Offering high-quality and effective legal advice



Floating Charges

In general, a floating charge is a type of a security which “floats” all over the assets of the borrower-company, until an event of default occurs or until the company goes into insolvent liquidation, at which time the floating charge crystallises and attaches to all the then existing assets.
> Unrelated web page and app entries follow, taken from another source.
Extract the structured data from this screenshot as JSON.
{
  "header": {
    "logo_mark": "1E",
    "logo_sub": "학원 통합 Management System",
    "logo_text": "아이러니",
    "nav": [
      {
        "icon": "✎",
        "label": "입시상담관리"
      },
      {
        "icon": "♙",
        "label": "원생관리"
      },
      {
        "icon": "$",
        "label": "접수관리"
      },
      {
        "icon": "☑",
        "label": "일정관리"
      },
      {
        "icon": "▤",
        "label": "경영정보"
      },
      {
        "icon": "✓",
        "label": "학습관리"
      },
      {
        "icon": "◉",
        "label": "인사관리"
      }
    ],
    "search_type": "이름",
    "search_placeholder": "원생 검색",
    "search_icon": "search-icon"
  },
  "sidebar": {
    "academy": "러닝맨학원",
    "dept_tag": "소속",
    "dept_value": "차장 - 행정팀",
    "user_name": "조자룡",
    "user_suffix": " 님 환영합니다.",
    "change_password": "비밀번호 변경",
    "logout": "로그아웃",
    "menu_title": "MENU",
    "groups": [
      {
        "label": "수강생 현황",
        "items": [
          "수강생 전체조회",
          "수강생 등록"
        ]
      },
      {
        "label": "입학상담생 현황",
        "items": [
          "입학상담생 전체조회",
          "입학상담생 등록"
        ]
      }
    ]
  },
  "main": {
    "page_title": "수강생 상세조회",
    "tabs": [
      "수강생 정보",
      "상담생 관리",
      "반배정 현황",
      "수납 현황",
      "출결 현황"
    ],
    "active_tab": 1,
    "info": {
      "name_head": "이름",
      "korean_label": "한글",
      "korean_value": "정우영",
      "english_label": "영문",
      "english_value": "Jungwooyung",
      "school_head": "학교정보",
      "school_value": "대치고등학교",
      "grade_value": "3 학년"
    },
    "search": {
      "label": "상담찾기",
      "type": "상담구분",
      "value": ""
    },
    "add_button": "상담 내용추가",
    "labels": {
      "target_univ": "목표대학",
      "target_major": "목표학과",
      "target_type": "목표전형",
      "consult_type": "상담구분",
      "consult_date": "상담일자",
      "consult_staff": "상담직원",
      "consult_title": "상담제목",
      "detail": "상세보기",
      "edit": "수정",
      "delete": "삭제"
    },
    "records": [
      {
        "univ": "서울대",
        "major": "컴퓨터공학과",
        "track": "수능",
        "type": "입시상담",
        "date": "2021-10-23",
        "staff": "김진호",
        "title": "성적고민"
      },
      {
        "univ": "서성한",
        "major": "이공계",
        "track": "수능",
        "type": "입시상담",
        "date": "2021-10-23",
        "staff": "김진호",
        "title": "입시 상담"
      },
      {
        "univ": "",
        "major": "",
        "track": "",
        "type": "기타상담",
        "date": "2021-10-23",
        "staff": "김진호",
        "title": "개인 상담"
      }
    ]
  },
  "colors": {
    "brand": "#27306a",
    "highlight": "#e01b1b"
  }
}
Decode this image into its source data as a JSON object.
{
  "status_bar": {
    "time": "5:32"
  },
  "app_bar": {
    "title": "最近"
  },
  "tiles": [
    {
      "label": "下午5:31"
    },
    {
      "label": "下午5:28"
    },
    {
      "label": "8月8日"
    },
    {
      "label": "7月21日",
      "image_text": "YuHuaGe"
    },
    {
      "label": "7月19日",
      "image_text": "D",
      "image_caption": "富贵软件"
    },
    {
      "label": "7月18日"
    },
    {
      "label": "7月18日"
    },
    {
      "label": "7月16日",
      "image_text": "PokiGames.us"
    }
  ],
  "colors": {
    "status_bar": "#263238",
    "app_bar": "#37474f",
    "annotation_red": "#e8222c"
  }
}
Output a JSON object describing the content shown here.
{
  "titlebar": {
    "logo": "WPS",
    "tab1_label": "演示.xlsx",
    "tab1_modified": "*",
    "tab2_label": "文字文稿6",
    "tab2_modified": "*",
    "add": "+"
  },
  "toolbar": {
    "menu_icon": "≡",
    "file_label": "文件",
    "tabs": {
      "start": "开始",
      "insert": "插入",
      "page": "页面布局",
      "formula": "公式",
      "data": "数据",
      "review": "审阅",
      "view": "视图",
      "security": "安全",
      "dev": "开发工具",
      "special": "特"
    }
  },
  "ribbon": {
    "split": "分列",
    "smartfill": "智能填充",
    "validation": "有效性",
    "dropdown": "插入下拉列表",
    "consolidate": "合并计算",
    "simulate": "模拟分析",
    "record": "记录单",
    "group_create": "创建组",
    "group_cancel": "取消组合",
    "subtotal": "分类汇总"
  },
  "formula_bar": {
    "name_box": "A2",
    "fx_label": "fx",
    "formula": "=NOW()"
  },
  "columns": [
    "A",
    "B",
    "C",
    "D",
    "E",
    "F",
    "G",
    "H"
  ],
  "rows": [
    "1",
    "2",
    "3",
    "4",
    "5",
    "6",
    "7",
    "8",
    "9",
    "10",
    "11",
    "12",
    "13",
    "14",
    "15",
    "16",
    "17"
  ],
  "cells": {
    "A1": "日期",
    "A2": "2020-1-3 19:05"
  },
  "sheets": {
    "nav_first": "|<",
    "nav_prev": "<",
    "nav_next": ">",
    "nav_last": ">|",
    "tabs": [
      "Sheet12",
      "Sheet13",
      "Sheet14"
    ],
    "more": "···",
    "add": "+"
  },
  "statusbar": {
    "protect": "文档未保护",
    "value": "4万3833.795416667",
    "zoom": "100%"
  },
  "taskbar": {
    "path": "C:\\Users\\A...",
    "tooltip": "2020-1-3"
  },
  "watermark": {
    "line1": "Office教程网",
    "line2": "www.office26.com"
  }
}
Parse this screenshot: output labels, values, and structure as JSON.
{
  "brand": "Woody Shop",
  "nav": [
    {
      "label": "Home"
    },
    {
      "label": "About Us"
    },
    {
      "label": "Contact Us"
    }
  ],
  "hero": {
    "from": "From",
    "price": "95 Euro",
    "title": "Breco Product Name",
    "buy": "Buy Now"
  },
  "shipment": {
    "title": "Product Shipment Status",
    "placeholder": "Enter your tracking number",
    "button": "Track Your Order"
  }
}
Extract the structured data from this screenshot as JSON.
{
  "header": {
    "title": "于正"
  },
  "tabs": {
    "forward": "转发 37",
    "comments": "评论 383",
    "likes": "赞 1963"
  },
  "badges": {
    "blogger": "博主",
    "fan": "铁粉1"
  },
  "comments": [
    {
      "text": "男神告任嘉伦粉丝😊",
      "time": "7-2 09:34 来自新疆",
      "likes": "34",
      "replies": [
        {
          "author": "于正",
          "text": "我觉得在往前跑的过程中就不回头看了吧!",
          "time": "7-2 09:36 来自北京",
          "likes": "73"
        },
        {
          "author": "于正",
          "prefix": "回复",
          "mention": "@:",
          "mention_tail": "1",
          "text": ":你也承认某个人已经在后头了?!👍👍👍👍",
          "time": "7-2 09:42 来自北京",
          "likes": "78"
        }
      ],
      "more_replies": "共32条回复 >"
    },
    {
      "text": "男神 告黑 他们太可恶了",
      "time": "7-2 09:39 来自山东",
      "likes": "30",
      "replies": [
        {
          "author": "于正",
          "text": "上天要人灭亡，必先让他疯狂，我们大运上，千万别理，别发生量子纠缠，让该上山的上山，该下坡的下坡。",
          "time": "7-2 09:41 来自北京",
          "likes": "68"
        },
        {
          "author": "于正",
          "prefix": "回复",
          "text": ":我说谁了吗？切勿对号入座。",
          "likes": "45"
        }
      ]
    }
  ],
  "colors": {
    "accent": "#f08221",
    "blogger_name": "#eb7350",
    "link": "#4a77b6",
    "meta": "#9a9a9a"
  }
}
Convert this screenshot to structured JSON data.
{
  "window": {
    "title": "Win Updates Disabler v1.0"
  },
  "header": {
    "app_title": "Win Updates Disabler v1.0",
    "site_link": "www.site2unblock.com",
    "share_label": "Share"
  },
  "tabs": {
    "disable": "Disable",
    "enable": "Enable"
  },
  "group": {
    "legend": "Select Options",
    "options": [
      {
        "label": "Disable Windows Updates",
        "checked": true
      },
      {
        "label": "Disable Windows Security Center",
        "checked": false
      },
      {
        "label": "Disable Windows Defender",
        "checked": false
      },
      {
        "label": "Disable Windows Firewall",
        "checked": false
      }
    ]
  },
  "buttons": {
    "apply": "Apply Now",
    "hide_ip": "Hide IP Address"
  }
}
Until such an event takes place, the company may carry on its business in the ordinary course and subject to the terms of the debenture may sell, mortgage or otherwise deal with its assets and pay dividends out of profits as though the floating charge had not been created.

Effect of the Floating Charge

Until a crystallizing event occurs- and therefore until a conversion of a floating into a fixed security takes place, the debenture holders are not entitled to intervene except in accordance with the terms of their contract, unless the borrower does some act which is ultra vires the memorandum or endangers the debenture holders’ security.


A floating security crystallises and consequently converts into a fixed security, in the following circumstances:

1.    On the company going into liquidation;

2.    On the intervention of the debenture holder by taking possession or by the appointment under the relevant charge of a receiver; and

3.    On cessation of the company’s business.

Effect of Crystallisation

After the security becomes a fixed charge the borrower-company cannot sell or mortgage any part of the property affected by that fixed charge, except subject to the fixed charge.

Why to choose a floating charge as a security

Although a fixed charge is a stronger security for a lender since it has priority over any floating charges, there are various reasons why it is worthwhile having a floating charge, from the lender’s perspective, including:

  • The lender has valuable rights with respect to both the appointment of an administrator and the choice of the latter.
  • When a floating charge is coupled with fixed charges, it allows one lender to have comprehensive security over all of the company’s assets;
  • A floating charge gives the lender a measure of control over the company’s business because, while the charge is in existence and especially when coupled with fixed charges, the charger typically is expected to provide up-to-date accounts to the lender so the lender is well placed to monitor its security.

Further, the possibility that the borrower might grant subsequent charges over the assets within the reach of the floating charge (and so diminish its value) has resulted in the practice of including clauses in the debenture, namely, “negative pledges”. The latter prohibits the borrower from creating further fixed or floating charges ranking pari passu with or in priority to the current charge. A negative charge may influence both a fixed and a floating charge, irrespective (as to the first case) that a fixed charge – as a general rule- has a priority over a floating charge. However, if the chargee of the new charge had no actual notice of the floating charge and the negative pledge attached to it, the negative pledge has no effect.


In effect, it can be concluded that once a floating charge has priority over any other floating charges and at the same time it is either (1) coupled with a fixed charge or (2) subject to a “negative pledge” clause, it is a strong security for the benefit of any lender who wants to be secured once the borrower is in breach of his or her obligations.